Have you ever wondered what happened in Alaska during the 2022 midterm election? How is it that a congressional district that had long been held by Republicans since 1971 was suddenly and inexplicably won by a Democrat? How is it that of the last three candidates standing — showcasing two Republican candidates and only one Democrat candidate — neither Republican candidate won that race?This phenomenon in Alaska can be explained by ranked-choice voting.
Idaho scored a major win for election integrity last month by banning the use of ranked-choice voting (RCV) in elections, with North Dakota and Arizona potentially following suit.
RCV’s signature promise is to deliver candidates that win true electoral majorities. But RCV’s version of “majority rule” is a mirage rendered by throwing out ballots and redistributing votes between candidates. In fact, so many ballots can be thrown out that winners sometimes do not secure a majority of the total votes cast in an election.

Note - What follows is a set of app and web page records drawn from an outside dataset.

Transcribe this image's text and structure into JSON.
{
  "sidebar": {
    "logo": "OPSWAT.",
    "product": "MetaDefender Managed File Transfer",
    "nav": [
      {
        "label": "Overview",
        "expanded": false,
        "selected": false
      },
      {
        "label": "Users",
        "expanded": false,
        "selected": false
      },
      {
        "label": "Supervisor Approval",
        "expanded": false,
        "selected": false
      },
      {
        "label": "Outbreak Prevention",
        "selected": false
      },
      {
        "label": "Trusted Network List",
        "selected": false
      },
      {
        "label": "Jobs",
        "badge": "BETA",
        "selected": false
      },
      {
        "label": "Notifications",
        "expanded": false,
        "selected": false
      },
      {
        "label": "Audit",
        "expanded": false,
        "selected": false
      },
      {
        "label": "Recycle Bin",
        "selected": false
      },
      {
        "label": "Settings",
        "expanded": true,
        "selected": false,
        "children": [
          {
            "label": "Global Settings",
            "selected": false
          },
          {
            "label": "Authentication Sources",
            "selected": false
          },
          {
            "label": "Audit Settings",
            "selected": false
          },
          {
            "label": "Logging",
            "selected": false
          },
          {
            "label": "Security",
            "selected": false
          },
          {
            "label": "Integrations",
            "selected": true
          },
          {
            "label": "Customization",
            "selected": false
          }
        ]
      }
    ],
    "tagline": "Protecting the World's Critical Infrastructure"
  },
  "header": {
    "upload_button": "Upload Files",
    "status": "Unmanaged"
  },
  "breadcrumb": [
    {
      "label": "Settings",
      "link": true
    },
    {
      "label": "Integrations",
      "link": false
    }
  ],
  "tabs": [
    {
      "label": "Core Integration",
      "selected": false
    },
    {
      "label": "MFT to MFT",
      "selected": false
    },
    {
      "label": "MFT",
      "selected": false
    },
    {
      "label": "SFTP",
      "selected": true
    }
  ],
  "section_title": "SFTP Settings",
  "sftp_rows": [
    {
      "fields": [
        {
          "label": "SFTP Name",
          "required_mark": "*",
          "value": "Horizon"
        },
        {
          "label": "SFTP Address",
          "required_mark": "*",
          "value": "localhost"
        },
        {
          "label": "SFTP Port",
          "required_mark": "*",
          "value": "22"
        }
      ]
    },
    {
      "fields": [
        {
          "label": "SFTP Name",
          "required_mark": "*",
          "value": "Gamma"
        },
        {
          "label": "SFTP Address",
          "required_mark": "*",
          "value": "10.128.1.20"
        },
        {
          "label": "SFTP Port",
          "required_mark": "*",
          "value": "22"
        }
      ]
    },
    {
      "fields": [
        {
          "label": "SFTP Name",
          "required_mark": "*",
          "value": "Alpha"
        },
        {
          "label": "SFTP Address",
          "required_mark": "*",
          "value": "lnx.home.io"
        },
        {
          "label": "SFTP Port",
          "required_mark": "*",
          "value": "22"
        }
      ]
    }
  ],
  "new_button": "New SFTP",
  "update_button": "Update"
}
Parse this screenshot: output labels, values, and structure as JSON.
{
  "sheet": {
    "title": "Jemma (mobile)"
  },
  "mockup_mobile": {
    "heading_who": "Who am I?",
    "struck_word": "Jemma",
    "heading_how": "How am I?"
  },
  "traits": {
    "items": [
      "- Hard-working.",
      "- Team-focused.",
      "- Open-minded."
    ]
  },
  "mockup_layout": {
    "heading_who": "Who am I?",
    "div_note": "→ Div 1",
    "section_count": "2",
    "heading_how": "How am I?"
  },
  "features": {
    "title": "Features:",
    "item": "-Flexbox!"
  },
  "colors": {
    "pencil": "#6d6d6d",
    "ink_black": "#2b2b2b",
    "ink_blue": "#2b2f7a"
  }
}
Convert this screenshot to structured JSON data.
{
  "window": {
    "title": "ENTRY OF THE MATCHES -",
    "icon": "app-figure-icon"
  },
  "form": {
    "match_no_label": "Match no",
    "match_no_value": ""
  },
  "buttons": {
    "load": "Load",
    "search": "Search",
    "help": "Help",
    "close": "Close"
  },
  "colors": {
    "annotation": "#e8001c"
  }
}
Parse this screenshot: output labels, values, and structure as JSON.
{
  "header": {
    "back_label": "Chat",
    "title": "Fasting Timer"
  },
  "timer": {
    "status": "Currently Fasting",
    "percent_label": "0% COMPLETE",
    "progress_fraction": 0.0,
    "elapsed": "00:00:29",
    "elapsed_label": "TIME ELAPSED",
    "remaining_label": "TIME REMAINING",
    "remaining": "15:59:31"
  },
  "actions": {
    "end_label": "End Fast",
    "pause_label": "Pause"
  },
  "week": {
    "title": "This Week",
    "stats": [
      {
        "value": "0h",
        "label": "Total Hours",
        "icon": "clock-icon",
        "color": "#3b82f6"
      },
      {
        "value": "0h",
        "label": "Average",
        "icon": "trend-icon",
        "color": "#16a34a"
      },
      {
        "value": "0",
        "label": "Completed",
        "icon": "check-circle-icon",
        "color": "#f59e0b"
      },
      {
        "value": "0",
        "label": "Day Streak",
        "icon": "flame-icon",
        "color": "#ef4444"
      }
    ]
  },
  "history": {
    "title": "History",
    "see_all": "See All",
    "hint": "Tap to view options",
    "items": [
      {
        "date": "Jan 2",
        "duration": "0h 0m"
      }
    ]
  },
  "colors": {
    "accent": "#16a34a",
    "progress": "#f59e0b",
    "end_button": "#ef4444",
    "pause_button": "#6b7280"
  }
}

"A guinea pig.” That is what Sandy, Utah Mayor Monica Zoltanski said that “ranked-choice voting” (RCV) made of her hometown. The town opted into Utah’s controversial RCV pilot program, but the experiment has not gone well. The cost-saving promised by proponents never materialized, but the real alarm bells should have sounded when the experiment produced voter confusion and voter disengagement.Yet instead of ending this failed pilot program, Utah legislators are now considering a bill to expand ranked-choice voting to primary elections for state and federal office.
Despite disastrous outcomes in Alaska, Maine, and multiple U.S. municipalities due to ranked-choice voting, Utah is considering legislation to follow their steps.
The head of the NAACP in New York slammed the new ranked-choice voting system as “voter suppression” while calling for an overhaul of the bumbling New York City Board of Elections.“Ranked choice voting is not beneficial to minorities. It’s voter suppression,” Hazel Dukes, president of the NYS chapter of the National Association for the Advancement of Colored People, said Thursday in a phone interview.
Alaska and Maine have implemented “ranked choice voting,” a confusing, chaotic method of voting. Georgia should not follow suit. “Ranked choice” really should be referred to as “rigged choice,” since it effectively disenfranchises voters and allows marginal candidates not supported by a majority of voters to win elections.
8/23: ACRU Policy Board Member Hans von Spakovsky and ACRU Policy Board Member J. Christian Adams explain why ranked-choice voting creates false majorities and unfair election outcomes.